To what extent are faith and religion truly synonymous? This is a wildly blasphemous question I asked myself during Jan Komasa’s Corpus Christi, a film in which a recently paroled juvenile offender named Daniel (Bartoz Bielenia) illegitimately poses as a priest in a small Polish town reeling from loss and tragedy. As Daniel grows further entwined in the town’s affairs, and as he continues to unravel the mystery of what really occurred long ago, the core of his faith will be tested like it has never been before.
Generally speaking, films with strong performances tend to play well at film festivals. Here is no exception, as those who champion this film will likely start with the truly embodied performance from Bartoz Bielenia. He is truly present within the frame throughout the course of the film, and whenever he is slated to preach the film becomes charged with energy. Furthermore, the cinematography is gorgeous. Corpus Christi has a cohesive structure to it, albeit one predicated on a lie.
Yet, Komasa could probably do with a tighter cut. Again, this is already an uncomfortable film as it ostensibly built upon a lie. Some scenes seem to drag, and some slight edits would probably help the audience buy more into the diegesis.

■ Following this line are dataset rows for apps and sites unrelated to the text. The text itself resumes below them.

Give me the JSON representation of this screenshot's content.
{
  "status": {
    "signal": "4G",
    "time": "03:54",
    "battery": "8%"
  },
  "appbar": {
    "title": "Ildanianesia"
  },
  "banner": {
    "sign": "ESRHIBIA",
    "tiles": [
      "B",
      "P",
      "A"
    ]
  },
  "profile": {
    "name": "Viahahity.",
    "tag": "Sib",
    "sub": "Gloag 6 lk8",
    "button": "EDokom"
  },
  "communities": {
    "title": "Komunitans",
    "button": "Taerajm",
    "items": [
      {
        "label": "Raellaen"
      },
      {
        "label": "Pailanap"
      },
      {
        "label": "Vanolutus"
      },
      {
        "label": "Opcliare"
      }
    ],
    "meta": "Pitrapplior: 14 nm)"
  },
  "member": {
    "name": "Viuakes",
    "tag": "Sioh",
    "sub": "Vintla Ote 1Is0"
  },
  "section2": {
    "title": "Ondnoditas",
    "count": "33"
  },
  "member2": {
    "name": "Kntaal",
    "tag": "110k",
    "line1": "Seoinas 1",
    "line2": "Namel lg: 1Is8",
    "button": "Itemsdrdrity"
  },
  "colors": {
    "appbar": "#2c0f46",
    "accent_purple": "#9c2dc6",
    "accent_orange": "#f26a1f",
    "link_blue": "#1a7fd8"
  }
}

Likewise, the film’s ultimate endpoint, is nowhere near as strong as its penultimate one. Corpus Christi is a solid film, with a lot to recommend and some noticeable rough edges.
- Rated: PG
- Genre: Drama
- Release Date: 9/10/2019
- Directed by: Jan Komasa
- Starring: Aleksandra Konieczna, Bartosz Bielenia, Eliza Rycembel, Leszek Lichota, Lukasz Simlat, Tomasz Zietek
- Produced by: Aneta Hickinbotham, Leszek Bodzak
- Written by: Mateusz Pacewicz
- Studio: Aurum Film, CANAL + POLSKA, Les Contes Modernes, Podkarpackie Film Commission